• WHAT THE TASK ASKS:
Copy the data exactly; pictures stay out of the copy.

##### MATERIAL SUPPLIED #####

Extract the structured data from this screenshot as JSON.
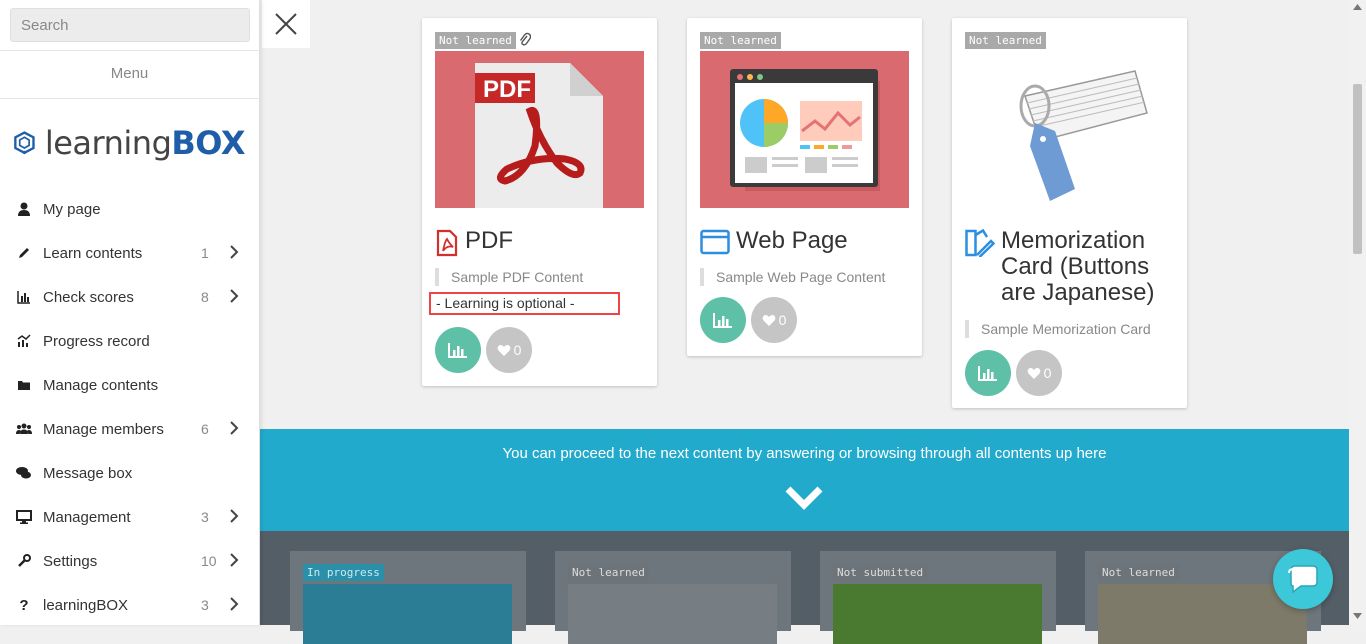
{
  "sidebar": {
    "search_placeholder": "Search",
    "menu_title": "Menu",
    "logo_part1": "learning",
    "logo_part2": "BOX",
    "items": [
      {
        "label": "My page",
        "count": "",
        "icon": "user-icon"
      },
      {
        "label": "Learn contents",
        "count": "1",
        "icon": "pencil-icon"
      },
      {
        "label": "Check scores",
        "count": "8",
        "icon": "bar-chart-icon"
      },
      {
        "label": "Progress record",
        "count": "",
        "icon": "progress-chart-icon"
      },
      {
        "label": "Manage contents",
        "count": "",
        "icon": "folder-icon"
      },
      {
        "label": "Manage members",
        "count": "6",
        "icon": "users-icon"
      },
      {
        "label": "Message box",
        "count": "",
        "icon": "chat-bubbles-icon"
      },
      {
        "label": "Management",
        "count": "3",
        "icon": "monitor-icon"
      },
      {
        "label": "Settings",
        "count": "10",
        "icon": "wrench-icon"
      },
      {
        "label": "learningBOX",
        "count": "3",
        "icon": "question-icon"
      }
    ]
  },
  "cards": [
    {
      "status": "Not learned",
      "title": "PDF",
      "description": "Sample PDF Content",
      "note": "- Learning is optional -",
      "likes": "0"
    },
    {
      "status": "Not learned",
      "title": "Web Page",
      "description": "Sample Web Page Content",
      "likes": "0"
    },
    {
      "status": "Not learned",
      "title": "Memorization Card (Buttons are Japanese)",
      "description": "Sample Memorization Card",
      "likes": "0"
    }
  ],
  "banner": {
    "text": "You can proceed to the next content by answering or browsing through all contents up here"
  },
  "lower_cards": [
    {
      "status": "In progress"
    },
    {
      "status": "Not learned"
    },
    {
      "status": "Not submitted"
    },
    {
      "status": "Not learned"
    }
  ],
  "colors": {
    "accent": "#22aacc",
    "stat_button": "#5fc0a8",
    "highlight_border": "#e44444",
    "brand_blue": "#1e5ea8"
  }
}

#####

• RESULT OF THIS TASK:
Extract the structured data from this screenshot as JSON.
{
  "sidebar": {
    "search_placeholder": "Search",
    "menu_title": "Menu",
    "logo_part1": "learning",
    "logo_part2": "BOX",
    "items": [
      {
        "label": "My page",
        "count": "",
        "icon": "user-icon"
      },
      {
        "label": "Learn contents",
        "count": "1",
        "icon": "pencil-icon"
      },
      {
        "label": "Check scores",
        "count": "8",
        "icon": "bar-chart-icon"
      },
      {
        "label": "Progress record",
        "count": "",
        "icon": "progress-chart-icon"
      },
      {
        "label": "Manage contents",
        "count": "",
        "icon": "folder-icon"
      },
      {
        "label": "Manage members",
        "count": "6",
        "icon": "users-icon"
      },
      {
        "label": "Message box",
        "count": "",
        "icon": "chat-bubbles-icon"
      },
      {
        "label": "Management",
        "count": "3",
        "icon": "monitor-icon"
      },
      {
        "label": "Settings",
        "count": "10",
        "icon": "wrench-icon"
      },
      {
        "label": "learningBOX",
        "count": "3",
        "icon": "question-icon"
      }
    ]
  },
  "cards": [
    {
      "status": "Not learned",
      "title": "PDF",
      "description": "Sample PDF Content",
      "note": "- Learning is optional -",
      "likes": "0"
    },
    {
      "status": "Not learned",
      "title": "Web Page",
      "description": "Sample Web Page Content",
      "likes": "0"
    },
    {
      "status": "Not learned",
      "title": "Memorization Card (Buttons are Japanese)",
      "description": "Sample Memorization Card",
      "likes": "0"
    }
  ],
  "banner": {
    "text": "You can proceed to the next content by answering or browsing through all contents up here"
  },
  "lower_cards": [
    {
      "status": "In progress"
    },
    {
      "status": "Not learned"
    },
    {
      "status": "Not submitted"
    },
    {
      "status": "Not learned"
    }
  ],
  "colors": {
    "accent": "#22aacc",
    "stat_button": "#5fc0a8",
    "highlight_border": "#e44444",
    "brand_blue": "#1e5ea8"
  }
}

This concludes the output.